The subject had spent the day with his friends and, during the evening, they received information indicating that one of their acquaintances had been robbed. The police were notified of the event. They were then informed that the theft had been committed by someone they knew. My client and his accomplices decided as a group to pay that person a visit in order to recover the stolen property.
Once they had arrived on the premises, one of our client’s accomplices entered the apartment without the consent of the occupants. At that time, our client and his group of friends followed suit and entered the apartment. Once they were inside the apartment, one of our client’s friends decided to assault some of the occupants of the house with a metal handle.
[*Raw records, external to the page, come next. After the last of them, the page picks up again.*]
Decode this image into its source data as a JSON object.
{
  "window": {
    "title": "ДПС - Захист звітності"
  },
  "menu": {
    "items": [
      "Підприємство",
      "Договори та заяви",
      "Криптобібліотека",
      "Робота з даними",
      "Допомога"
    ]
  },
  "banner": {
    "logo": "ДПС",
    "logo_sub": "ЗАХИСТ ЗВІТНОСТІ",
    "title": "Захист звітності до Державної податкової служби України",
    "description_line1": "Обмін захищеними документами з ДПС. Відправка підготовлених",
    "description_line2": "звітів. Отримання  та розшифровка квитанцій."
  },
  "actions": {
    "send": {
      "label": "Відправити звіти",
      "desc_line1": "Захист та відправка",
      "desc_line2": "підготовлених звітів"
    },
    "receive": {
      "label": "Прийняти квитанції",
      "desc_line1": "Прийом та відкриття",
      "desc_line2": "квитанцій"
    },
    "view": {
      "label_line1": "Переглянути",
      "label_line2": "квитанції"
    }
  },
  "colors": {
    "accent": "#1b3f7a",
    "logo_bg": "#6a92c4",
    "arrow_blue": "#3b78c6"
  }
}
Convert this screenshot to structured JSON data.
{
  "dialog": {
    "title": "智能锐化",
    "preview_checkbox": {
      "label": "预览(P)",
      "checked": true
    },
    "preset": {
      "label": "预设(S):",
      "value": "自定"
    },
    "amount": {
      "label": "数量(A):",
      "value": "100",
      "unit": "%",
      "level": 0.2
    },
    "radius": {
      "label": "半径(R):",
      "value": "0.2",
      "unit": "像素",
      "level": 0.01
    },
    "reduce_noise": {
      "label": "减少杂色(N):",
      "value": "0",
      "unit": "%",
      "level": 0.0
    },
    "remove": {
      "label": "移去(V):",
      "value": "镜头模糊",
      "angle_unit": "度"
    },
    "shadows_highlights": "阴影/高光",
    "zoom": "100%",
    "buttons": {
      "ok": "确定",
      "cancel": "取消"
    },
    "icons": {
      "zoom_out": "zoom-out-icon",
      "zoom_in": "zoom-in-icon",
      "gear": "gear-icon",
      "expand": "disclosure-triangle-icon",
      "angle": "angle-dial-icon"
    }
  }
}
It turned out that our client had played a passive role in the apartment. He had stayed at the entrance to the apartment and indicated when entering his guilty plea that he did not anticipate this violence and believed that the situation could have been resolved more easily.
Shortly after the offence, our client was found in the presence of one of his accomplices despite being prohibited from doing so, hence the breach of undertaking charge.
We requested the preparation of a pre-sentence report to inform the court of our client’s profile and his risk of recidivism.
During sentencing, the Crown requested a short prison sentence, while for our part, we requested a conditional discharge for our client. The stakes were therefore very high. We highlighted the very young age of our client, which showed that our client was immature, vulnerable, and less able to exercise moral judgment. Our client expressed regret for his act and, despite the violent actions of his accomplices, he had played a passive role in the apartment. We demonstrated that there had been many significant changes in our client’s life since the charges. He had completed a professional diploma and was destined for a successful career in construction.
We demonstrated that our client had no criminal record and that it would be in his best interests – without going against the public interest – to receive a conditional discharge. The court accepted our suggestion and our client received a discharge conditional on him performing 125 hours of community service within 12 months. Our client avoided a criminal record.